- Lock up your handle. “If you don’t tweet from that handle you’ll look bad – but if you let somebody else get your handle, you’ll look worse” (Li & Bernoff, 2011, p. 210). Twitter has a ‘verified account’ program that allows prominent brands and individuals to be known as the real deal.
- Listen first. As has been said in basically all my blogs, listen to what people are saying about you before you start posting.
- Be ready to support people. Customers will expect help from you Twitter account, so you need to ensure a procedure is in place to help identify those who need help and who they must be passed to in order to receive the help they require.
- Follow others. “Following users costs you nothing – there’s no requirement that you pay attention to all their tweets” (Li & Bernoff, 2011, p. 210). However, it may give your consumers a thrill to say, “Brittany Spears follows me” or “Starbucks follows me”. In addition, Twitter’s rules require that you follow people if you want them to send you private “direct messages”.
- Be ready for a crisis. “When something goes wrong…people will look to your Twitter accounts to respond…You need a plan to allow your PR people to turn the Twitter handle into an information channel” (Li & Bernoff, 2011, p. 210-211).
- Respond, retweet, and link. “An effective Twitter campaign normally includes all the elements of the rich Twitter experience: responses to people tweeting to you; retweets of tweets or mentions that your followers will find interesting; links to interesting material on your site, in news articles and blog posts, or anywhere on the Web; and links to photos and videos” (Li & Bernoff, 2011, p. 211).
- Staff it. “Twitter needs to be in people’s job description, even if it’s not necessarily their full-time job…Whether these are marketers, PR people, or support people, their job descriptions should allow time in their day for tweeting” (Li & Bernoff, 2011, p. 211).
- Check with legal and regulatory staff. Remember, Twitter is a public space, so anything that would be inappropriate to publish are inappropriate on Twitter. Anyone can see it, and it’s searchable, so if you don’t want people to see it, it’s probably better not to post it at all.
- Having gathered a following, don’t waste it! If you’re building interest in an account, create a plan for what to do once you’re “done” with it! Make sure that the attention you garnered goes to something useful!
Remember!!! Twitter is probably one of the simplest, but more powerful social tools you can use. If implemented properly with the rest of your social channels, you can do wonders!!!

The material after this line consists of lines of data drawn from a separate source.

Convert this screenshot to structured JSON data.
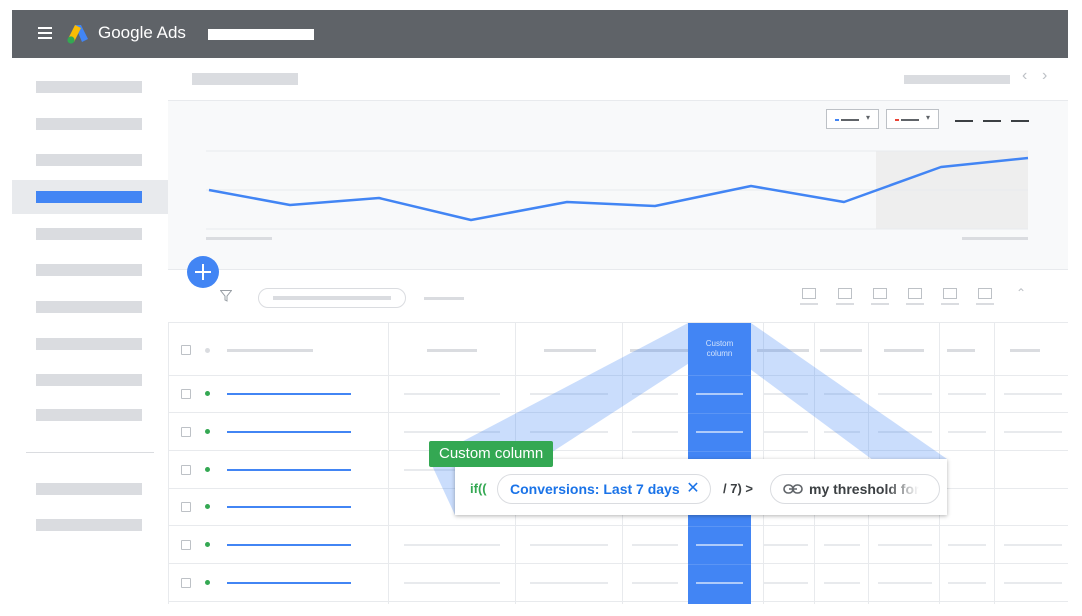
{
  "app": {
    "brand": "Google Ads",
    "brand_colors": {
      "blue": "#4285f4",
      "green": "#34a853",
      "yellow": "#fbbc04",
      "red": "#ea4335",
      "topbar": "#5f6368"
    }
  },
  "icons": [
    "menu-icon",
    "google-ads-logo-icon",
    "chevron-left-icon",
    "chevron-right-icon",
    "add-icon",
    "filter-icon",
    "collapse-icon",
    "close-icon",
    "link-icon"
  ],
  "table": {
    "custom_column_header": "Custom column",
    "row_status": "enabled",
    "row_status_color": "#34a853"
  },
  "formula": {
    "tag": "Custom column",
    "prefix": "if((",
    "metric_chip": "Conversions: Last 7 days",
    "operator": "/ 7) >",
    "variable_chip": "my threshold for"
  }
}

Until next time,
Li, C. & Bernoff, J. (2011). Groundswell expanded and revised: Winning in a world transformed by social technologies. Boston, MA: Harvard Business School Publishing.